▶ _Work task_:
The records that follow must be repeated exactly as they stand.

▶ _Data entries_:
- - -

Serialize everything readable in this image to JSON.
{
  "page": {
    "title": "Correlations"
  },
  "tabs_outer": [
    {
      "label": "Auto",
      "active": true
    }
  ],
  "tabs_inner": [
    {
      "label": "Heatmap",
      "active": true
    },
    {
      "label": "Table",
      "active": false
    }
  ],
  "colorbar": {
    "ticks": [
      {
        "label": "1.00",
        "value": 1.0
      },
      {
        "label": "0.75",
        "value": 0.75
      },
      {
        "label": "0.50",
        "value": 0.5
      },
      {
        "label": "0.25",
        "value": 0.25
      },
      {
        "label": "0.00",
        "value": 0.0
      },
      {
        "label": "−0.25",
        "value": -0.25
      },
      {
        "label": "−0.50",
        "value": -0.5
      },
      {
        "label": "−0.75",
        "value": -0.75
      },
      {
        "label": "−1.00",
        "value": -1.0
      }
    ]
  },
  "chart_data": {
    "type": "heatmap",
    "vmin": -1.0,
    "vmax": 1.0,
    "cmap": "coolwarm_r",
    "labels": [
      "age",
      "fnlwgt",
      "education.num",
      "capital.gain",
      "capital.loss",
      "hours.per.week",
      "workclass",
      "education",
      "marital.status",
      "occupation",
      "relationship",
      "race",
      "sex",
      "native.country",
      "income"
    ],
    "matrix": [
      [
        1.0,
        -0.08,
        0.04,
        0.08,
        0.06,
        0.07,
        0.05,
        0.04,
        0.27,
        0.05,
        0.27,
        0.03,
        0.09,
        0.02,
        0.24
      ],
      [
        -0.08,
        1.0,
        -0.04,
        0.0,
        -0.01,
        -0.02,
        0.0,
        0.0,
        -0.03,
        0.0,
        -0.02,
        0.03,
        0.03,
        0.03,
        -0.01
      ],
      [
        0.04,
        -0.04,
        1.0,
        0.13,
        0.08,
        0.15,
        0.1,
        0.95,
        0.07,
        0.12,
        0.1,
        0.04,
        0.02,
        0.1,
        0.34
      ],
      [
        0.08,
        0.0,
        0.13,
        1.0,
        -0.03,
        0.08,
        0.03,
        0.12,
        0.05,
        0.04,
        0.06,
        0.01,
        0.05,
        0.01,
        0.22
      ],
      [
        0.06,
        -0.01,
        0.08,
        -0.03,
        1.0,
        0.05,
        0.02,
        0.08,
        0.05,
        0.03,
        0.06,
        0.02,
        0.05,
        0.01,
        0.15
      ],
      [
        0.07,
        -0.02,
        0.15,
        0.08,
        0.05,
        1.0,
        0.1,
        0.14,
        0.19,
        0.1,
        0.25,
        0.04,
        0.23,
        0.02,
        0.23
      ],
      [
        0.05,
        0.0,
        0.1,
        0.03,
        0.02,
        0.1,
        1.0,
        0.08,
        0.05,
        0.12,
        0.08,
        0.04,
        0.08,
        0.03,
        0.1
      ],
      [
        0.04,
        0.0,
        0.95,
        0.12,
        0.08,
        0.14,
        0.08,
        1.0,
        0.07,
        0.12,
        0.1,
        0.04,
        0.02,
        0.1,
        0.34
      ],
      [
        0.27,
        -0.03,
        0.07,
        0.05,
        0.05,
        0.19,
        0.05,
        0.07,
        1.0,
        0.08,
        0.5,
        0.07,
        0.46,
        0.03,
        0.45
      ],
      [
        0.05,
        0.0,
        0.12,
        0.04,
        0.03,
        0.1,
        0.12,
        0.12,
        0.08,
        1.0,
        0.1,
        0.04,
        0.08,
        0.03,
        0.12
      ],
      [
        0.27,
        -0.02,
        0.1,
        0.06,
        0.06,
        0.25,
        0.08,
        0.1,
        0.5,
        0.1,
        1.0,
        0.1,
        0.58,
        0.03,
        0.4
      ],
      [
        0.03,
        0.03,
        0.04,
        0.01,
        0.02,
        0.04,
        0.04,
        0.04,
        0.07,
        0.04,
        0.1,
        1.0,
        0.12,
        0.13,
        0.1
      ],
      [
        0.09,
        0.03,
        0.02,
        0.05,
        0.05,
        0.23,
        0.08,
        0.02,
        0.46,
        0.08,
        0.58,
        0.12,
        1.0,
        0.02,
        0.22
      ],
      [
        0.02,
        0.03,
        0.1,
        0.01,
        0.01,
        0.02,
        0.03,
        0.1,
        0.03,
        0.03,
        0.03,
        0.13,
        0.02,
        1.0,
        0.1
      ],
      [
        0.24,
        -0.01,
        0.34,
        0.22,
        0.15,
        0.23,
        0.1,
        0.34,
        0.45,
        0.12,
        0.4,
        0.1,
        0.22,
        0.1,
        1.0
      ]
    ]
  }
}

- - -

▶ _Problem solution_:
Serialize everything readable in this image to JSON.
{
  "page": {
    "title": "Correlations"
  },
  "tabs_outer": [
    {
      "label": "Auto",
      "active": true
    }
  ],
  "tabs_inner": [
    {
      "label": "Heatmap",
      "active": true
    },
    {
      "label": "Table",
      "active": false
    }
  ],
  "colorbar": {
    "ticks": [
      {
        "label": "1.00",
        "value": 1.0
      },
      {
        "label": "0.75",
        "value": 0.75
      },
      {
        "label": "0.50",
        "value": 0.5
      },
      {
        "label": "0.25",
        "value": 0.25
      },
      {
        "label": "0.00",
        "value": 0.0
      },
      {
        "label": "−0.25",
        "value": -0.25
      },
      {
        "label": "−0.50",
        "value": -0.5
      },
      {
        "label": "−0.75",
        "value": -0.75
      },
      {
        "label": "−1.00",
        "value": -1.0
      }
    ]
  },
  "chart_data": {
    "type": "heatmap",
    "vmin": -1.0,
    "vmax": 1.0,
    "cmap": "coolwarm_r",
    "labels": [
      "age",
      "fnlwgt",
      "education.num",
      "capital.gain",
      "capital.loss",
      "hours.per.week",
      "workclass",
      "education",
      "marital.status",
      "occupation",
      "relationship",
      "race",
      "sex",
      "native.country",
      "income"
    ],
    "matrix": [
      [
        1.0,
        -0.08,
        0.04,
        0.08,
        0.06,
        0.07,
        0.05,
        0.04,
        0.27,
        0.05,
        0.27,
        0.03,
        0.09,
        0.02,
        0.24
      ],
      [
        -0.08,
        1.0,
        -0.04,
        0.0,
        -0.01,
        -0.02,
        0.0,
        0.0,
        -0.03,
        0.0,
        -0.02,
        0.03,
        0.03,
        0.03,
        -0.01
      ],
      [
        0.04,
        -0.04,
        1.0,
        0.13,
        0.08,
        0.15,
        0.1,
        0.95,
        0.07,
        0.12,
        0.1,
        0.04,
        0.02,
        0.1,
        0.34
      ],
      [
        0.08,
        0.0,
        0.13,
        1.0,
        -0.03,
        0.08,
        0.03,
        0.12,
        0.05,
        0.04,
        0.06,
        0.01,
        0.05,
        0.01,
        0.22
      ],
      [
        0.06,
        -0.01,
        0.08,
        -0.03,
        1.0,
        0.05,
        0.02,
        0.08,
        0.05,
        0.03,
        0.06,
        0.02,
        0.05,
        0.01,
        0.15
      ],
      [
        0.07,
        -0.02,
        0.15,
        0.08,
        0.05,
        1.0,
        0.1,
        0.14,
        0.19,
        0.1,
        0.25,
        0.04,
        0.23,
        0.02,
        0.23
      ],
      [
        0.05,
        0.0,
        0.1,
        0.03,
        0.02,
        0.1,
        1.0,
        0.08,
        0.05,
        0.12,
        0.08,
        0.04,
        0.08,
        0.03,
        0.1
      ],
      [
        0.04,
        0.0,
        0.95,
        0.12,
        0.08,
        0.14,
        0.08,
        1.0,
        0.07,
        0.12,
        0.1,
        0.04,
        0.02,
        0.1,
        0.34
      ],
      [
        0.27,
        -0.03,
        0.07,
        0.05,
        0.05,
        0.19,
        0.05,
        0.07,
        1.0,
        0.08,
        0.5,
        0.07,
        0.46,
        0.03,
        0.45
      ],
      [
        0.05,
        0.0,
        0.12,
        0.04,
        0.03,
        0.1,
        0.12,
        0.12,
        0.08,
        1.0,
        0.1,
        0.04,
        0.08,
        0.03,
        0.12
      ],
      [
        0.27,
        -0.02,
        0.1,
        0.06,
        0.06,
        0.25,
        0.08,
        0.1,
        0.5,
        0.1,
        1.0,
        0.1,
        0.58,
        0.03,
        0.4
      ],
      [
        0.03,
        0.03,
        0.04,
        0.01,
        0.02,
        0.04,
        0.04,
        0.04,
        0.07,
        0.04,
        0.1,
        1.0,
        0.12,
        0.13,
        0.1
      ],
      [
        0.09,
        0.03,
        0.02,
        0.05,
        0.05,
        0.23,
        0.08,
        0.02,
        0.46,
        0.08,
        0.58,
        0.12,
        1.0,
        0.02,
        0.22
      ],
      [
        0.02,
        0.03,
        0.1,
        0.01,
        0.01,
        0.02,
        0.03,
        0.1,
        0.03,
        0.03,
        0.03,
        0.13,
        0.02,
        1.0,
        0.1
      ],
      [
        0.24,
        -0.01,
        0.34,
        0.22,
        0.15,
        0.23,
        0.1,
        0.34,
        0.45,
        0.12,
        0.4,
        0.1,
        0.22,
        0.1,
        1.0
      ]
    ]
  }
}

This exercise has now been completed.